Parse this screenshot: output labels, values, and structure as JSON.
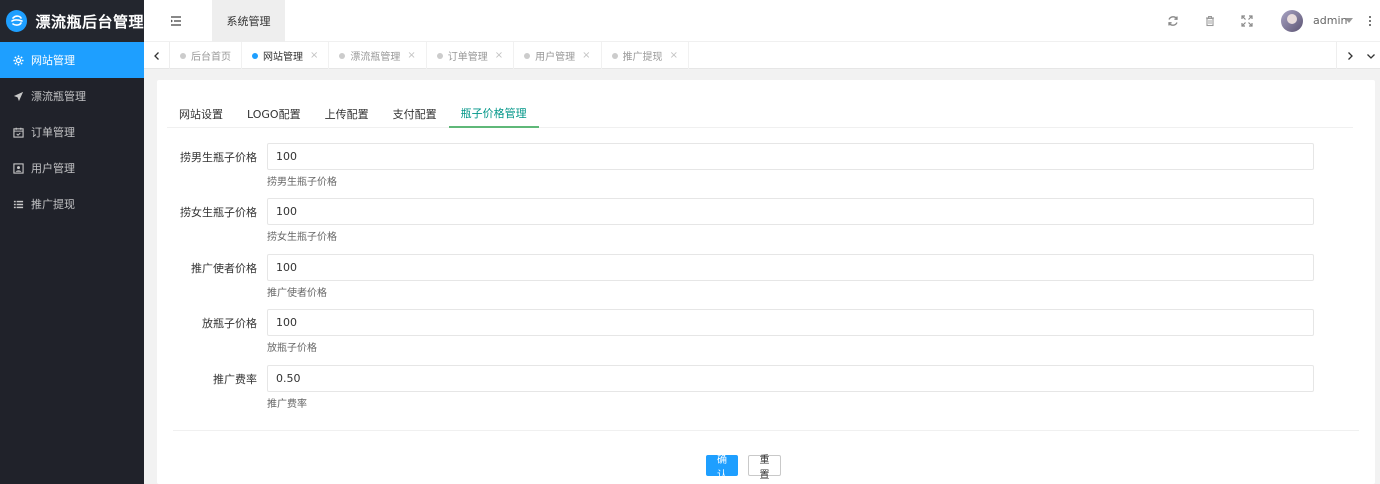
{
  "app": {
    "title": "漂流瓶后台管理"
  },
  "sidebar": {
    "items": [
      {
        "label": "网站管理",
        "icon": "gear-icon",
        "active": true
      },
      {
        "label": "漂流瓶管理",
        "icon": "paper-plane-icon",
        "active": false
      },
      {
        "label": "订单管理",
        "icon": "calendar-icon",
        "active": false
      },
      {
        "label": "用户管理",
        "icon": "user-card-icon",
        "active": false
      },
      {
        "label": "推广提现",
        "icon": "list-icon",
        "active": false
      }
    ]
  },
  "header": {
    "system_tab": "系统管理",
    "username": "admin"
  },
  "tabbar": {
    "tabs": [
      {
        "label": "后台首页",
        "closable": false,
        "active": false
      },
      {
        "label": "网站管理",
        "closable": true,
        "active": true
      },
      {
        "label": "漂流瓶管理",
        "closable": true,
        "active": false
      },
      {
        "label": "订单管理",
        "closable": true,
        "active": false
      },
      {
        "label": "用户管理",
        "closable": true,
        "active": false
      },
      {
        "label": "推广提现",
        "closable": true,
        "active": false
      }
    ],
    "close_glyph": "×"
  },
  "settings": {
    "tabs": [
      {
        "label": "网站设置",
        "active": false
      },
      {
        "label": "LOGO配置",
        "active": false
      },
      {
        "label": "上传配置",
        "active": false
      },
      {
        "label": "支付配置",
        "active": false
      },
      {
        "label": "瓶子价格管理",
        "active": true
      }
    ],
    "fields": [
      {
        "label": "捞男生瓶子价格",
        "value": "100",
        "help": "捞男生瓶子价格"
      },
      {
        "label": "捞女生瓶子价格",
        "value": "100",
        "help": "捞女生瓶子价格"
      },
      {
        "label": "推广使者价格",
        "value": "100",
        "help": "推广使者价格"
      },
      {
        "label": "放瓶子价格",
        "value": "100",
        "help": "放瓶子价格"
      },
      {
        "label": "推广费率",
        "value": "0.50",
        "help": "推广费率"
      }
    ],
    "confirm_label": "确认",
    "reset_label": "重置"
  },
  "colors": {
    "sidebar_bg": "#20222a",
    "accent": "#1e9fff",
    "tab_active": "#009688"
  }
}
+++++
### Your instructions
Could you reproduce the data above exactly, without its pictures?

### Written solution
Parse this screenshot: output labels, values, and structure as JSON.
{
  "app": {
    "title": "漂流瓶后台管理"
  },
  "sidebar": {
    "items": [
      {
        "label": "网站管理",
        "icon": "gear-icon",
        "active": true
      },
      {
        "label": "漂流瓶管理",
        "icon": "paper-plane-icon",
        "active": false
      },
      {
        "label": "订单管理",
        "icon": "calendar-icon",
        "active": false
      },
      {
        "label": "用户管理",
        "icon": "user-card-icon",
        "active": false
      },
      {
        "label": "推广提现",
        "icon": "list-icon",
        "active": false
      }
    ]
  },
  "header": {
    "system_tab": "系统管理",
    "username": "admin"
  },
  "tabbar": {
    "tabs": [
      {
        "label": "后台首页",
        "closable": false,
        "active": false
      },
      {
        "label": "网站管理",
        "closable": true,
        "active": true
      },
      {
        "label": "漂流瓶管理",
        "closable": true,
        "active": false
      },
      {
        "label": "订单管理",
        "closable": true,
        "active": false
      },
      {
        "label": "用户管理",
        "closable": true,
        "active": false
      },
      {
        "label": "推广提现",
        "closable": true,
        "active": false
      }
    ],
    "close_glyph": "×"
  },
  "settings": {
    "tabs": [
      {
        "label": "网站设置",
        "active": false
      },
      {
        "label": "LOGO配置",
        "active": false
      },
      {
        "label": "上传配置",
        "active": false
      },
      {
        "label": "支付配置",
        "active": false
      },
      {
        "label": "瓶子价格管理",
        "active": true
      }
    ],
    "fields": [
      {
        "label": "捞男生瓶子价格",
        "value": "100",
        "help": "捞男生瓶子价格"
      },
      {
        "label": "捞女生瓶子价格",
        "value": "100",
        "help": "捞女生瓶子价格"
      },
      {
        "label": "推广使者价格",
        "value": "100",
        "help": "推广使者价格"
      },
      {
        "label": "放瓶子价格",
        "value": "100",
        "help": "放瓶子价格"
      },
      {
        "label": "推广费率",
        "value": "0.50",
        "help": "推广费率"
      }
    ],
    "confirm_label": "确认",
    "reset_label": "重置"
  },
  "colors": {
    "sidebar_bg": "#20222a",
    "accent": "#1e9fff",
    "tab_active": "#009688"
  }
}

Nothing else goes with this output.